“Hari?” he asked, confused. If any of my readers had been on the scene, they’d have noticed, he hadn’t let go of my ankle yet. “What are you doing hanging over the gate?”
‘You are making me hang over the gate, you idiot.’ I wished to mumble, but better sense prevailed. “Oh nothing. You know. Simply.”
“Simply? Why you trying to get in?”
“What makes you think I’m trying to get in?”
“I saw you climbing up the gate.”
A minute of silence.
“Why are you trying to get in?”
I wished the blasted guy would atleast let go of my leg if he had to resort to endless questioning anyway. I felt like the frame of the gate would be etched into my stomach by the time I got off. But this was no time for pondering over future ailing. I looked around helplessly.
Front door. Cleo’s litter box. A jasmine plant. The morning paper. A wandering cat.
The wandering cat ! No. No. That wouldn’t do the trick.
The morning paper!
“I came to get the paper.” I replied triumphantly.
“The paper?” came the voice from the other side.
“Didn’t you get today’s paper at your place?”
No wicked symbol of the law could stop me from here. I was on the home stretch.
“Yes, but somebody finished off todays crossword, and Uncle Sridhar wanted to solve it. So here I am, fetching the morning paper.”
“You are cheap.”
“Couldn’t you have bought one?”
“I didn’t want to walk that far.”
I felt his hand let go of my ankle. I was about to resume my ascent, when I heard a bit of rattling. Without warning, the gate swung open, with me dangling helplessly on top of it. When I recovered from the shock, I realized I had the best seat in the house to watch Venkat walk through the gate, across to the front door and pick up the paper. Without a word, he walked back to me and handed it up into my grateful hands.
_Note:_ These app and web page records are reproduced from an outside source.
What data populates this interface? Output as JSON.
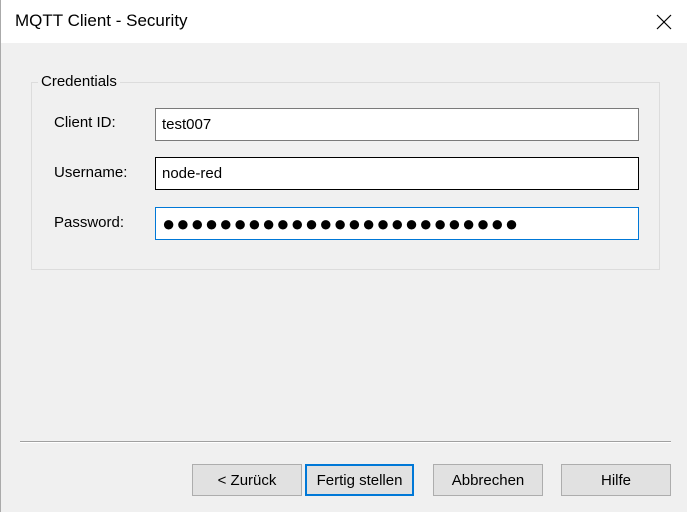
{
  "window": {
    "title": "MQTT Client - Security",
    "close_icon": "close-icon"
  },
  "credentials": {
    "group_label": "Credentials",
    "client_id": {
      "label": "Client ID:",
      "value": "test007"
    },
    "username": {
      "label": "Username:",
      "value": "node-red"
    },
    "password": {
      "label": "Password:",
      "value": "●●●●●●●●●●●●●●●●●●●●●●●●●"
    }
  },
  "buttons": {
    "back": "< Zurück",
    "finish": "Fertig stellen",
    "cancel": "Abbrechen",
    "help": "Hilfe"
  },
  "colors": {
    "focus_accent": "#0078d7",
    "dialog_background": "#f0f0f0"
  }
}
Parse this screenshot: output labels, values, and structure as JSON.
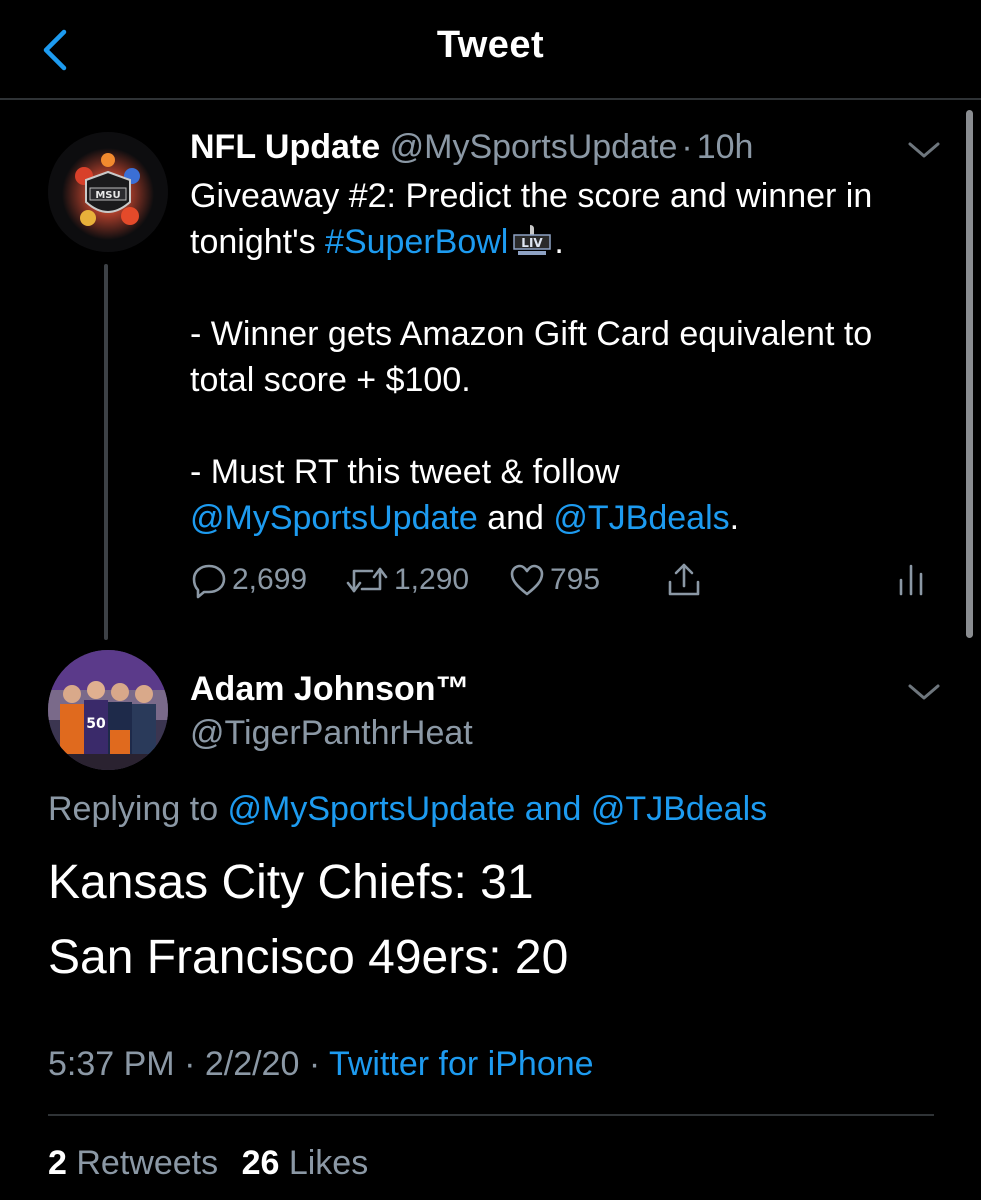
{
  "header": {
    "title": "Tweet",
    "back_icon": "chevron-left-icon"
  },
  "colors": {
    "accent": "#1d9bf0",
    "muted": "#8b98a5",
    "background": "#000000"
  },
  "parent_tweet": {
    "name": "NFL Update",
    "handle": "@MySportsUpdate",
    "separator": "·",
    "time": "10h",
    "avatar_text": "MSU",
    "line1": "Giveaway #2: Predict the score and winner in",
    "line2_prefix": "tonight's ",
    "hashtag": "#SuperBowl",
    "line2_suffix": ".",
    "line3": "- Winner gets Amazon Gift Card equivalent to",
    "line4": "total score + $100.",
    "line5": "- Must RT this tweet & follow",
    "mention1": "@MySportsUpdate",
    "and_word": " and ",
    "mention2": "@TJBdeals",
    "end_period": ".",
    "actions": {
      "replies": "2,699",
      "retweets": "1,290",
      "likes": "795"
    }
  },
  "reply_tweet": {
    "name": "Adam Johnson™",
    "handle": "@TigerPanthrHeat",
    "replying_to_prefix": "Replying to ",
    "replying_to_mentions": "@MySportsUpdate and @TJBdeals",
    "text_line1": "Kansas City Chiefs: 31",
    "text_line2": "San Francisco 49ers: 20",
    "time": "5:37 PM",
    "date": "2/2/20",
    "sep": " · ",
    "source": "Twitter for iPhone",
    "retweets_count": "2",
    "retweets_label": "Retweets",
    "likes_count": "26",
    "likes_label": "Likes"
  }
}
With a wave of the hand to accept my gratitude, he swung the gate shut again. I meekly clambered down as I watched him lock the gate again.
“You have the key?”
“Yeah, Priya gave it to me.”
“But you can keep it now. In case you need another crossword to do.” He thrust the key into my hand and walked off, leaving me trembling with fury as I punched in Priya’s number on my phone.
“Heya!” came her overjoyed voice from the other end.
“You gave Venkat the key to the gate.” I muttered through clenched teeth.
“Yeah, I did.”
“Why didn’t you hand it to me?!”
“I thought you were smarter than that.”
“You can’t just get away by complimenting me!”
“Hey, if you had asked me for it, I’d have given it to you.”
“What the -“
“Did you get the painting or not?”
“No I didn’t. Your trusted bearer of the key came trotting up to save the day!”
“Ugh, you are useless. I should have given YOU the key after all. I’m going now. Bye.”
I stared in disbelief at my phone for a few seconds. Then headed back to the house, newspaper in hand. Just as the smell of fresh Pongal came wafting through the kitchen door, I deposited the paper in the safe possession of Uncle Sridhar and prepared myself for a meal delicious enough to get my mind of the day’s matters.